And his invited guests make excuses for not coming. Sounds kind of like us in many ways. In His great mercy and love for humankind, our Creator has invited us the great banquet of His love in relationship with Him. In the practice of the Church, we find this weekly (sometimes daily) at the Eucharist where we are invited to literally take the person of Christ into our own bodies and experience oneness with Him. That oneness makes demands of us. We are to obey. We are to give love for love received.
But we make excuses. We want the things of the world more than we want Christ, just like the invited guests. So, the wealthy man tells his servant to go out and find the scum of society, the outcast, those who cannot possibly pay him back and invite them. And the Lord says to his servant,
“Go out into the highways and hedges, and compel them to come in, that my house may be filled.”
A royal supper demands a full house. We are invited. Through the propitiating death of Christ, we are now invited to the great marriage supper of the Lamb (Revelation 19:6-9). But we must accept that invitation. We must return love for love.
We are offered a sumptuous feast of the never-ending joy of the fellowship of the Holy Trinity. Yet we settle for being popular and social agendas and environmental causes and so-called equality and our social media feeds. Oh, brothers and sisters, do you see?
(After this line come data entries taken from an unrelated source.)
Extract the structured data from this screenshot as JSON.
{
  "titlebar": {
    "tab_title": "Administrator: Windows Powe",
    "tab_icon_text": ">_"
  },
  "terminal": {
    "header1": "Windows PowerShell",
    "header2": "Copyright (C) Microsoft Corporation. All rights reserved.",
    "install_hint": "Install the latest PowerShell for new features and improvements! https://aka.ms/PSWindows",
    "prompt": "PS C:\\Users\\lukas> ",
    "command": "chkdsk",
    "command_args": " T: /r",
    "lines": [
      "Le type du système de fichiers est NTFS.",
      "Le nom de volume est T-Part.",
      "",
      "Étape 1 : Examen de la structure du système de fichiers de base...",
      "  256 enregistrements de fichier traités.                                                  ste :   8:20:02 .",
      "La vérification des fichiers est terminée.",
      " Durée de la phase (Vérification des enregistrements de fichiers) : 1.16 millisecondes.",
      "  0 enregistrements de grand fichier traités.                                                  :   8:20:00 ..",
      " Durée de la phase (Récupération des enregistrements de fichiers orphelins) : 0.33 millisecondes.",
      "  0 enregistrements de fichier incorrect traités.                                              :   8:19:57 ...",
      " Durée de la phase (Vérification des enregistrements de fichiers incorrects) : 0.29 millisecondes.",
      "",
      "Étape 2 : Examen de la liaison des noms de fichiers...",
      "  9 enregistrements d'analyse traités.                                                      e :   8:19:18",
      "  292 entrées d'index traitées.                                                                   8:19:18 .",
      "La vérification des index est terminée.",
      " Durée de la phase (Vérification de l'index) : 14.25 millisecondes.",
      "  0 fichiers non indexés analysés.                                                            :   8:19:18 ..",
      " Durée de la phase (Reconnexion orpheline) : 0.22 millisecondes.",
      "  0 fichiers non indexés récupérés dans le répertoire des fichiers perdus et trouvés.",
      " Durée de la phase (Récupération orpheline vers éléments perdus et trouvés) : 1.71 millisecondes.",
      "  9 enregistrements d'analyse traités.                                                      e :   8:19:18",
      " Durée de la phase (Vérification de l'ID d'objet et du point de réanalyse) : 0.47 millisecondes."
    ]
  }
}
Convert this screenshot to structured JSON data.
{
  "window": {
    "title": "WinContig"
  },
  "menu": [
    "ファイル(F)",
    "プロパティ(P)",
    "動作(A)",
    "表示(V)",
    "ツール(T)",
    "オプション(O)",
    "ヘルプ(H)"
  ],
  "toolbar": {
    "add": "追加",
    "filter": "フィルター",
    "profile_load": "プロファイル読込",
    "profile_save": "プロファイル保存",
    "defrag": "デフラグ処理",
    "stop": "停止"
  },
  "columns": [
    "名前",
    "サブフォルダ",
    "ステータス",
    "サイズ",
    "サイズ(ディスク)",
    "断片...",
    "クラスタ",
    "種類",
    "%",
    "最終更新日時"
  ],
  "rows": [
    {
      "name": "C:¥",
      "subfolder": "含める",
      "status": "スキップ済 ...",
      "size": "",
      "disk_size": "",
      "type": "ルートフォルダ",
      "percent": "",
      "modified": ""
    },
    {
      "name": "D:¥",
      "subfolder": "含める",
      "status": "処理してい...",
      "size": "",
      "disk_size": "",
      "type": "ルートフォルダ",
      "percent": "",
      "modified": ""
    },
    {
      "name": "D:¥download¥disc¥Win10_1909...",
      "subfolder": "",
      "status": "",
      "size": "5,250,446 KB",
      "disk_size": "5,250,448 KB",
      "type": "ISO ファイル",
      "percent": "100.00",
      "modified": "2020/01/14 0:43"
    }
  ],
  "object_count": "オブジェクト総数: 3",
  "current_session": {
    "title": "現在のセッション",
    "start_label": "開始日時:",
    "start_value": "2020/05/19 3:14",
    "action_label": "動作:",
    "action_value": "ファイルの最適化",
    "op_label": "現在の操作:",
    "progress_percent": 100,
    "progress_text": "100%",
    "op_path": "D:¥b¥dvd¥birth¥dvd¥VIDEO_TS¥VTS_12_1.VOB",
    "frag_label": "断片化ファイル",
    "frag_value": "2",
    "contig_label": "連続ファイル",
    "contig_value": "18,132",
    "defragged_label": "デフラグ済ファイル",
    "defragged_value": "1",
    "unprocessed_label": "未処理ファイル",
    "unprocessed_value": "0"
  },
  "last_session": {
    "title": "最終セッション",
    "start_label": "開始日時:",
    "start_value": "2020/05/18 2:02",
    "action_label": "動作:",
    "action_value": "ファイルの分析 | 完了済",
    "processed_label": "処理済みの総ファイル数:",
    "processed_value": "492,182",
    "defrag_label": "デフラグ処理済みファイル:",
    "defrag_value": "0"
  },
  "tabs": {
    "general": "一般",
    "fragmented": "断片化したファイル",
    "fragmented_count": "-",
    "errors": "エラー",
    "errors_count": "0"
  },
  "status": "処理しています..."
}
The offer is life. The offer is the banquet of fellowship and love found only in the person of our Lord Jesus, the embrace of the Father and the comfort of the Spirit. How dare we make excuses and turn to the cheap thrills of the world when eternity awaits us in the embrace of all that is good and holy?
Let us run from the temporary thrills of the world and embrace the love of our Savior. Let us welcome the hatred of the world so that we may know the love of God!
Glory to Jesus Christ!